● **Description of the task**
Report how many lines of the following entries include the string "content"; respond with the number alone.
□ □ □ □ □
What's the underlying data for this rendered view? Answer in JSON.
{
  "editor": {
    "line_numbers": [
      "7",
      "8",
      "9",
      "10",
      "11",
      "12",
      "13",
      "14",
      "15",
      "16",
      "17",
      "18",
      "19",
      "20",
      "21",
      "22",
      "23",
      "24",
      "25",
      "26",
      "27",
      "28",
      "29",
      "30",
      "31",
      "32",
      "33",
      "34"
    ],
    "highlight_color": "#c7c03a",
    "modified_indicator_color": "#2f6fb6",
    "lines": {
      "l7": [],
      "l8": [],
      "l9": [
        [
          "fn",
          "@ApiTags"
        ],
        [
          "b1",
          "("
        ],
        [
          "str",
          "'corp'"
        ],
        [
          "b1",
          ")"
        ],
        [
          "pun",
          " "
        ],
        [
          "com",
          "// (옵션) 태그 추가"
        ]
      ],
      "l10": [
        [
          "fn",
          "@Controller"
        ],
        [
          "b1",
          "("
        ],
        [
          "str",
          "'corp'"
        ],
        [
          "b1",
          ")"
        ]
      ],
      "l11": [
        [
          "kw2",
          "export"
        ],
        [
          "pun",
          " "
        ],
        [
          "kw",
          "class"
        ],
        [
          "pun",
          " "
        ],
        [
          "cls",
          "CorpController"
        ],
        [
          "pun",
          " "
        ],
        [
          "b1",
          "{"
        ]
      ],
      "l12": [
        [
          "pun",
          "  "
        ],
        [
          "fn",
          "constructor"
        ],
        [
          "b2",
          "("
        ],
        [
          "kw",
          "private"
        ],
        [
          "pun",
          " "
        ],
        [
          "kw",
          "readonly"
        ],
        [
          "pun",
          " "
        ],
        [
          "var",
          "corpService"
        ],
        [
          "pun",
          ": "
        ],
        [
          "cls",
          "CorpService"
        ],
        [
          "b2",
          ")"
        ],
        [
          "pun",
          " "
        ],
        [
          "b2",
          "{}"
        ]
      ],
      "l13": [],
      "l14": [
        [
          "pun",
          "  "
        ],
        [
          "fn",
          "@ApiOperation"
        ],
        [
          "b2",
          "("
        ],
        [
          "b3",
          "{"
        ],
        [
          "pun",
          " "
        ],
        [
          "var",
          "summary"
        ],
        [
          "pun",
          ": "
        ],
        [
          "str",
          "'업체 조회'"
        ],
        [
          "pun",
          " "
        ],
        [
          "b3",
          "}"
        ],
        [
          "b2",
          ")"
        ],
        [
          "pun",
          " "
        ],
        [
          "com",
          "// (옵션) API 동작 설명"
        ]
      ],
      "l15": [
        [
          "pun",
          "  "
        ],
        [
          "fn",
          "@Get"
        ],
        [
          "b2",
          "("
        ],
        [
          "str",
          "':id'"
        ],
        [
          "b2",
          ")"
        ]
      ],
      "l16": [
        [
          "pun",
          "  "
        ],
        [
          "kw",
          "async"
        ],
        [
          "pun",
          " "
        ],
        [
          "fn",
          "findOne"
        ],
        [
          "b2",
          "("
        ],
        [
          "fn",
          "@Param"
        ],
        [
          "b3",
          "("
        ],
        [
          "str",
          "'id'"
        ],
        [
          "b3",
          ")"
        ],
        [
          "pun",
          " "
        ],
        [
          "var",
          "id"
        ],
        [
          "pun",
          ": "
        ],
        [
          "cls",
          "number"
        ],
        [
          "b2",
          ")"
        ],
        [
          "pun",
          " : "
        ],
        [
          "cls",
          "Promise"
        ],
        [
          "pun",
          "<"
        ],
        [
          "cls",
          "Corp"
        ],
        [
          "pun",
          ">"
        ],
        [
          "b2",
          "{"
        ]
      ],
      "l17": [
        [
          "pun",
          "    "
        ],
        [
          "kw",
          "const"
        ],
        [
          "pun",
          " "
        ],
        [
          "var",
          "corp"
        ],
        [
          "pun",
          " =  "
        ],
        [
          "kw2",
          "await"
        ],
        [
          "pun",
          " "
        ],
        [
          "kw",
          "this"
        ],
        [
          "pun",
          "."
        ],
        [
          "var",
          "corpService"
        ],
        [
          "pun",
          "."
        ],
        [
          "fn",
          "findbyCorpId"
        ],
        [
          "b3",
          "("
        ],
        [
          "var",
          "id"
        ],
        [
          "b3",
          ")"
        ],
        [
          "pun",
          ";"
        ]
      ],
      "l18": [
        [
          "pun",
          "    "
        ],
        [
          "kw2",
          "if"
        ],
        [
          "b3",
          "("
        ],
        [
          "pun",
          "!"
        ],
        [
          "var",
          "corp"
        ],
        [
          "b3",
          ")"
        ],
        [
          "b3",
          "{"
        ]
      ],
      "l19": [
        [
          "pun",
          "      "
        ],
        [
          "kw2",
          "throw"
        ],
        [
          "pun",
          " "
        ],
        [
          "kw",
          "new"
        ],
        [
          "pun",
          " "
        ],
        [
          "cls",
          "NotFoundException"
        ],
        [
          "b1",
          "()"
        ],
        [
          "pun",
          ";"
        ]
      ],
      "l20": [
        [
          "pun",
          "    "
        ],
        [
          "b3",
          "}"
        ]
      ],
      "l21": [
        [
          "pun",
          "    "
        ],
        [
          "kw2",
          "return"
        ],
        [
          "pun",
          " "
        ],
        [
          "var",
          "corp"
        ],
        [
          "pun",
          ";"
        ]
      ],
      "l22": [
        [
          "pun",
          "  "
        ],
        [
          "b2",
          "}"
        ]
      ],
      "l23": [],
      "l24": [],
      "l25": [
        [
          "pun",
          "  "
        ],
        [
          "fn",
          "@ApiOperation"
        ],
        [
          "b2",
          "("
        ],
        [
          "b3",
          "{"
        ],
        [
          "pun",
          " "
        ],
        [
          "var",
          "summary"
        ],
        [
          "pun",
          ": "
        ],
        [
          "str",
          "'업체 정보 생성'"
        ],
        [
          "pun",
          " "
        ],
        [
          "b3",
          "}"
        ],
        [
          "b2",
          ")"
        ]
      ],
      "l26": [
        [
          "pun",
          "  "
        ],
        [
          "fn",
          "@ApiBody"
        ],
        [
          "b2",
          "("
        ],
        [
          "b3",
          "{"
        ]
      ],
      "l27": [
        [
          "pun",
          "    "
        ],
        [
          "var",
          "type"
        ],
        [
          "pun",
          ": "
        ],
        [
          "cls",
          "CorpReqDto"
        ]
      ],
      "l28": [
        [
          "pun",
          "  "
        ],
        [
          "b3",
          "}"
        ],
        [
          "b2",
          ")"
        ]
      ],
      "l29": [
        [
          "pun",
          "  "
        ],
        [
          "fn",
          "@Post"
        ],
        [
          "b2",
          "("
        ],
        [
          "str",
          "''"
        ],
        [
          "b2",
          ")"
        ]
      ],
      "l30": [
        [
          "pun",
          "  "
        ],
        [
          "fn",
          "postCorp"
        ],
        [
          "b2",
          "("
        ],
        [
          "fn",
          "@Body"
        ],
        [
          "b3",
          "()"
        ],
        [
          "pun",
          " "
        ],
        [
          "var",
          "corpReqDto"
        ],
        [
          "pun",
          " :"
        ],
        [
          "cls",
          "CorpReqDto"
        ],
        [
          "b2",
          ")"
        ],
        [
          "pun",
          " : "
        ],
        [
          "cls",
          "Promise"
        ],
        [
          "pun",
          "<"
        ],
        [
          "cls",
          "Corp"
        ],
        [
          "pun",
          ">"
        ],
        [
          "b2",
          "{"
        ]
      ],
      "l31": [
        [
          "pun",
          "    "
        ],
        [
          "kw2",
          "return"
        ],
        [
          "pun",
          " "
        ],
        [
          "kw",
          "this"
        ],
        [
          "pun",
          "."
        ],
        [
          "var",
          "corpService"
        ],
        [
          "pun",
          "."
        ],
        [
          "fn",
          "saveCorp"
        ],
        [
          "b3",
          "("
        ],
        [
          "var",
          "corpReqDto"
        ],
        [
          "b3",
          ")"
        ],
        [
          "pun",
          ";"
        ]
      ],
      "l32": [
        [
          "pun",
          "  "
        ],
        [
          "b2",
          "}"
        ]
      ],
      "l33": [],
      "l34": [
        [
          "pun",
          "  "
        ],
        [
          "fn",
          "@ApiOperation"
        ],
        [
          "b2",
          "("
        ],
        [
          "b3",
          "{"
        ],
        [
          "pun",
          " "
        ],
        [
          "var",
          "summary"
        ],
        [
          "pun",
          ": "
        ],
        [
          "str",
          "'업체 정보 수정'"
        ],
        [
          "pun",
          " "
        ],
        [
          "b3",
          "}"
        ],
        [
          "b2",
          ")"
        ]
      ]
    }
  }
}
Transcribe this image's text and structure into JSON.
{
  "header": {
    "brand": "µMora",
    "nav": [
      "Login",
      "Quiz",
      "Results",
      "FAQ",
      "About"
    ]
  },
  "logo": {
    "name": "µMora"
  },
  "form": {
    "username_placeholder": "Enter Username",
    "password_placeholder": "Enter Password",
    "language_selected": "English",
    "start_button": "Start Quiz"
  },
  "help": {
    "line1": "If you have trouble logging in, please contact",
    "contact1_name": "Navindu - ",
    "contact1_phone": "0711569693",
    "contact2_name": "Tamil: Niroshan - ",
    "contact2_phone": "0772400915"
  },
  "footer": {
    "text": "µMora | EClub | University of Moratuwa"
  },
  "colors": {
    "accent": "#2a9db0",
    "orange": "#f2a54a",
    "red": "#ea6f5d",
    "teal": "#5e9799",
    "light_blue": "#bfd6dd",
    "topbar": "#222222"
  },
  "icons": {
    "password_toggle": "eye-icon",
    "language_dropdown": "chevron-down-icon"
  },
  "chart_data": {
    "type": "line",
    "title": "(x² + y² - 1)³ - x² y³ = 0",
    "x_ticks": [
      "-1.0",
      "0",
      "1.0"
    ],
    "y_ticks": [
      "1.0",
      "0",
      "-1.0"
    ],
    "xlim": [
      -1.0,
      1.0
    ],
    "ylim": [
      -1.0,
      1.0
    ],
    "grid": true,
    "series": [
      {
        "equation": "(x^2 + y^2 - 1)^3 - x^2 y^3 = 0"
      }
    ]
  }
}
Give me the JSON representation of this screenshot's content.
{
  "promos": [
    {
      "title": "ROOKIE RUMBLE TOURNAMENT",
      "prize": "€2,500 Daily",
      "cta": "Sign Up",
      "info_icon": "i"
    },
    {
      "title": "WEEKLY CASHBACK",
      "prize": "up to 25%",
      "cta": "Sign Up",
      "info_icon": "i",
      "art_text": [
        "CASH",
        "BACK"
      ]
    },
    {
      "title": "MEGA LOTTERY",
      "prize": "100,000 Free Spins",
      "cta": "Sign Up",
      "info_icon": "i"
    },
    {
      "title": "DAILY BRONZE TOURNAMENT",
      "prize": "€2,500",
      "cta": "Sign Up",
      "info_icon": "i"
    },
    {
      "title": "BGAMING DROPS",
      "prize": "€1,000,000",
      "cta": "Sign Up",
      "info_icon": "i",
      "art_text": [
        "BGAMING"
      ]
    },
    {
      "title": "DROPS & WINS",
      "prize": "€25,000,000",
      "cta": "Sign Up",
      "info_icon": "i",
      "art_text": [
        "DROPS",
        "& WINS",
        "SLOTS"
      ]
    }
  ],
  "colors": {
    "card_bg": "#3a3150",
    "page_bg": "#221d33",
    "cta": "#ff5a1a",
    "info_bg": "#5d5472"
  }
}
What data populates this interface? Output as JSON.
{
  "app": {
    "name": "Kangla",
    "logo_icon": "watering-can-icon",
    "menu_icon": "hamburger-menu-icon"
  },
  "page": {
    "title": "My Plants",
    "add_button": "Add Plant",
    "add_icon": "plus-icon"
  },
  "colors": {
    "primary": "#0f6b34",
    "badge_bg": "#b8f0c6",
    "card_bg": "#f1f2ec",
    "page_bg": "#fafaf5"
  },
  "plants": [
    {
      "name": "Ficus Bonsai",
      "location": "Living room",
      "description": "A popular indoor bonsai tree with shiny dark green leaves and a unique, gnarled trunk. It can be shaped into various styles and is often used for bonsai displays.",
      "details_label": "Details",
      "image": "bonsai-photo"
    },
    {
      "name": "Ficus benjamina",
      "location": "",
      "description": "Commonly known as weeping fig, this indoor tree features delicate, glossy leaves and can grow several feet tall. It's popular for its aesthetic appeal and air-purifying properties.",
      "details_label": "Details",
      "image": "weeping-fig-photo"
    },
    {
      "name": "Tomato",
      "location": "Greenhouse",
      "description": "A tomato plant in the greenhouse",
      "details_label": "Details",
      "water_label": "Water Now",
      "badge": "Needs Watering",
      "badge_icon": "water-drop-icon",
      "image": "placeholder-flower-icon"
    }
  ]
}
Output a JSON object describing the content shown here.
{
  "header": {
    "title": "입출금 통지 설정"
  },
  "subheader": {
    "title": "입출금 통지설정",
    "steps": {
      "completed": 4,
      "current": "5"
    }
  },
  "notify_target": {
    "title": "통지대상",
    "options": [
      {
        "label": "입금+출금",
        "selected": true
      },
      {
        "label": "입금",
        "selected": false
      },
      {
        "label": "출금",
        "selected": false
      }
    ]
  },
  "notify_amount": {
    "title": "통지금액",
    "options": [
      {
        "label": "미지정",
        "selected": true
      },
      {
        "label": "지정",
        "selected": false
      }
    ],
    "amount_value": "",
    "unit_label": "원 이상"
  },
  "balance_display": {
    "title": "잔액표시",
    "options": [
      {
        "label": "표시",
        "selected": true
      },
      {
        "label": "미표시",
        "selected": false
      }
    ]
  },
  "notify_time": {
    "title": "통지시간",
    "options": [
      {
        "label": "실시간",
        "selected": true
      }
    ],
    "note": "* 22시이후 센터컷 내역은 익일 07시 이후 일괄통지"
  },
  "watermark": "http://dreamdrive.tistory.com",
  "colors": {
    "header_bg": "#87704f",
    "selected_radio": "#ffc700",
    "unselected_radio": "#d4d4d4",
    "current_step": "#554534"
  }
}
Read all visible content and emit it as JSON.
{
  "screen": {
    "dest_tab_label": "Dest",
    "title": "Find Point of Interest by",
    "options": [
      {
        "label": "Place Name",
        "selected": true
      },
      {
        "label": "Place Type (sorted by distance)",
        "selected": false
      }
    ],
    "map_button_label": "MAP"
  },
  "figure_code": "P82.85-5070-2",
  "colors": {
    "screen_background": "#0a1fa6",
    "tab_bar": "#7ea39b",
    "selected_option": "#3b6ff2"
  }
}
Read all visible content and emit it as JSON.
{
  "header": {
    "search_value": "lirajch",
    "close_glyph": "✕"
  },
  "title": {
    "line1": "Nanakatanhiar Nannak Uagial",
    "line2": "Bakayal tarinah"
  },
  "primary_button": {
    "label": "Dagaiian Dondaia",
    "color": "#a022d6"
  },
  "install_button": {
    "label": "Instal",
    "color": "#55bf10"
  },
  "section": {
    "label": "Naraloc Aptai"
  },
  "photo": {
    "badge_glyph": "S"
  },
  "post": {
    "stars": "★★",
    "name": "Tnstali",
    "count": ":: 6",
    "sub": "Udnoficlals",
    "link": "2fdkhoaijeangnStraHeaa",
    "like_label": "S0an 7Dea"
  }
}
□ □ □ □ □
● **Written answer**
4